The Digital Giza project is a portrait of the considerable efforts devoted to Egypt by modern scholars from Harvard and Boston Universities, accessible to archeology explorers and academics who admire Egypt’s ancient history.
In 2000, the Museum of Fine Arts in Boston launched the Digital Giza Project when Peter Der Manuelian decided to digitize all the excavations by Egyptologist George Reinser carried out over the course of more than 40 years, the official website of the project read.
Then the idea moved to Harvard University, where the record of Reisner’s remarkable series of digs was enhanced by the inclusion of more data collected by several institutions such as the MFA (Ministry of Foreign Affairs).
Giza marvels currently exist in varied sites across the world including many sites outside of Egypt. The Digital Giza Project brings them together and displays those unearthed artifacts online.
The land on which Giza’s Great pyramids and Sphinx exists is a legendary burial site where ancient Egyptians buried their rulers 4,600 years ago. Treasurable data about this mysterious world is now accessible for all archeology experts and adherents, according to the project’s official website.
One who pays an online visit to the “clearinghouse”, which comprises numerous archeological Giza belongings, will be overwhelmed by thousands of images and academic research articles.
The project presents an exceptional repertoire of Giza’s archeological sites through an innovative technology, Washington Post reported.
Each archeological model for the temples, monuments and tombs is presented using 3-D technology in a way that makes viewers feel as if they are inside the sites.
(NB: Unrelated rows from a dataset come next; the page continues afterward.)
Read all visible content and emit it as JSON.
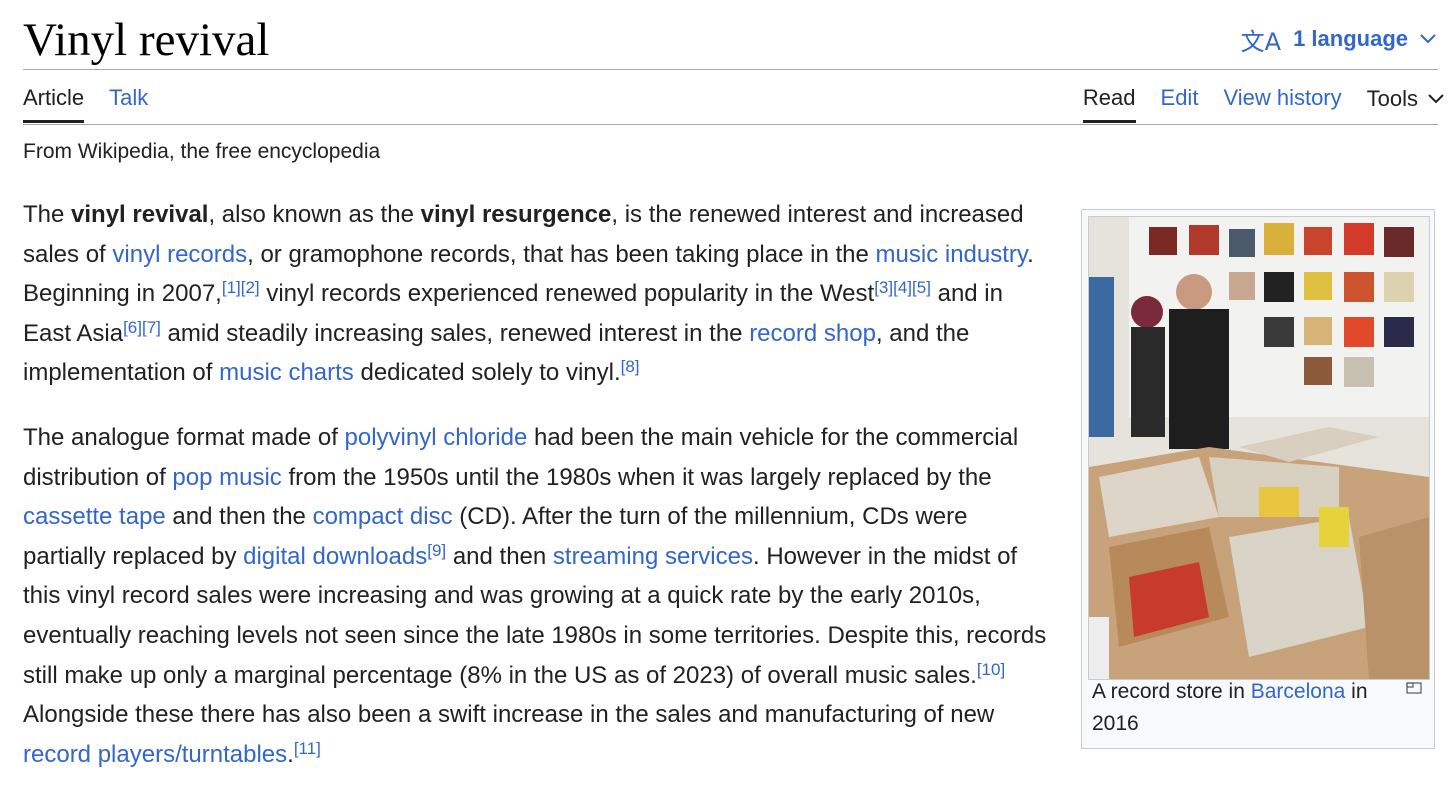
{
  "page": {
    "title": "Vinyl revival",
    "language_button": "1 language",
    "tagline": "From Wikipedia, the free encyclopedia"
  },
  "tabs": {
    "left": [
      "Article",
      "Talk"
    ],
    "right": [
      "Read",
      "Edit",
      "View history",
      "Tools"
    ]
  },
  "icons": [
    "translate-icon",
    "chevron-down-icon",
    "enlarge-icon"
  ],
  "colors": {
    "link": "#3366cc",
    "text": "#202122",
    "rule": "#a2a9b1"
  },
  "paragraph1": {
    "t1": "The ",
    "b1": "vinyl revival",
    "t2": ", also known as the ",
    "b2": "vinyl resurgence",
    "t3": ", is the renewed interest and increased sales of ",
    "l1": "vinyl records",
    "t4": ", or gramophone records, that has been taking place in the ",
    "l2": "music industry",
    "t5": ". Beginning in 2007,",
    "r1": "[1]",
    "r2": "[2]",
    "t6": " vinyl records experienced renewed popularity in the West",
    "r3": "[3]",
    "r4": "[4]",
    "r5": "[5]",
    "t7": " and in East Asia",
    "r6": "[6]",
    "r7": "[7]",
    "t8": " amid steadily increasing sales, renewed interest in the ",
    "l3": "record shop",
    "t9": ", and the implementation of ",
    "l4": "music charts",
    "t10": " dedicated solely to vinyl.",
    "r8": "[8]"
  },
  "paragraph2": {
    "t1": "The analogue format made of ",
    "l1": "polyvinyl chloride",
    "t2": " had been the main vehicle for the commercial distribution of ",
    "l2": "pop music",
    "t3": " from the 1950s until the 1980s when it was largely replaced by the ",
    "l3": "cassette tape",
    "t4": " and then the ",
    "l4": "compact disc",
    "t5": " (CD). After the turn of the millennium, CDs were partially replaced by ",
    "l5": "digital downloads",
    "r9": "[9]",
    "t6": " and then ",
    "l6": "streaming services",
    "t7": ". However in the midst of this vinyl record sales were increasing and was growing at a quick rate by the early 2010s, eventually reaching levels not seen since the late 1980s in some territories. Despite this, records still make up only a marginal percentage (8% in the US as of 2023) of overall music sales.",
    "r10": "[10]",
    "t8": " Alongside these there has also been a swift increase in the sales and manufacturing of new ",
    "l7": "record players/turntables",
    "t9": ".",
    "r11": "[11]"
  },
  "figure": {
    "caption_t1": "A record store in ",
    "caption_link": "Barcelona",
    "caption_t2": " in 2016"
  }
}
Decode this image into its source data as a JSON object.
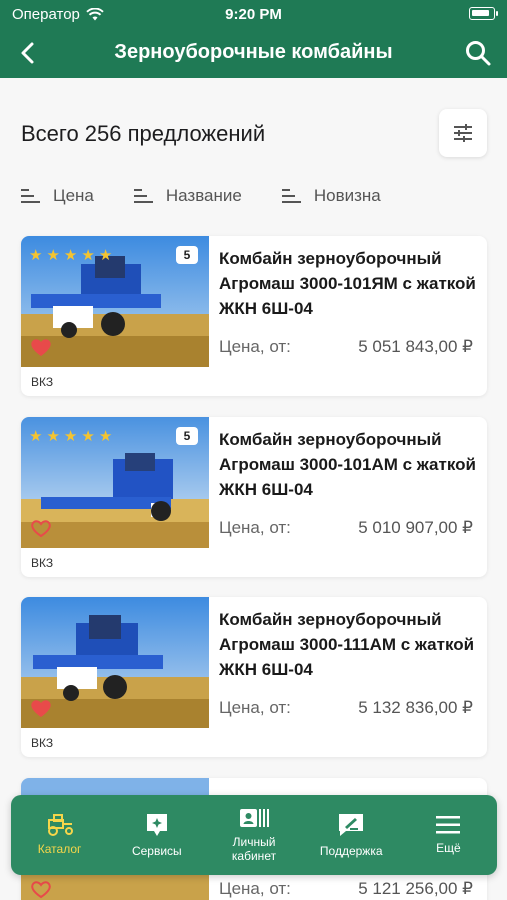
{
  "status": {
    "carrier": "Оператор",
    "time": "9:20 PM"
  },
  "header": {
    "title": "Зерноуборочные комбайны"
  },
  "summary": {
    "total": "Всего 256 предложений"
  },
  "sort": [
    {
      "label": "Цена"
    },
    {
      "label": "Название"
    },
    {
      "label": "Новизна"
    }
  ],
  "products": [
    {
      "name": "Комбайн зерноуборочный Агромаш 3000-101ЯМ с жаткой ЖКН 6Ш-04",
      "price_label": "Цена, от:",
      "price": "5 051 843,00 ₽",
      "rating_count": "5",
      "seller": "ВКЗ",
      "favorite": true
    },
    {
      "name": "Комбайн зерноуборочный Агромаш 3000-101АМ с жаткой ЖКН 6Ш-04",
      "price_label": "Цена, от:",
      "price": "5 010 907,00 ₽",
      "rating_count": "5",
      "seller": "ВКЗ",
      "favorite": false
    },
    {
      "name": "Комбайн зерноуборочный Агромаш 3000-111АМ с жаткой ЖКН 6Ш-04",
      "price_label": "Цена, от:",
      "price": "5 132 836,00 ₽",
      "rating_count": "",
      "seller": "ВКЗ",
      "favorite": true
    },
    {
      "name": "",
      "price_label": "Цена, от:",
      "price": "5 121 256,00 ₽",
      "rating_count": "",
      "seller": "",
      "favorite": false
    }
  ],
  "tabbar": [
    {
      "label": "Каталог",
      "icon": "tractor-icon",
      "active": true
    },
    {
      "label": "Сервисы",
      "icon": "services-icon",
      "active": false
    },
    {
      "label": "Личный\nкабинет",
      "icon": "profile-card-icon",
      "active": false
    },
    {
      "label": "Поддержка",
      "icon": "support-chat-icon",
      "active": false
    },
    {
      "label": "Ещё",
      "icon": "menu-icon",
      "active": false
    }
  ],
  "colors": {
    "brand": "#1f7a55",
    "tab_active": "#f5d64a",
    "heart": "#e84a4a",
    "star": "#f4c430"
  }
}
The origins of Khafre Pyramid, the Sphinx, and the mysterious colossus, among others, are showcased using this imaginative technology, according to the project’s official website.
Each displayed 3-D model offers a comprehensive view of an archive of photos, videos, and documents and includes a bibliography.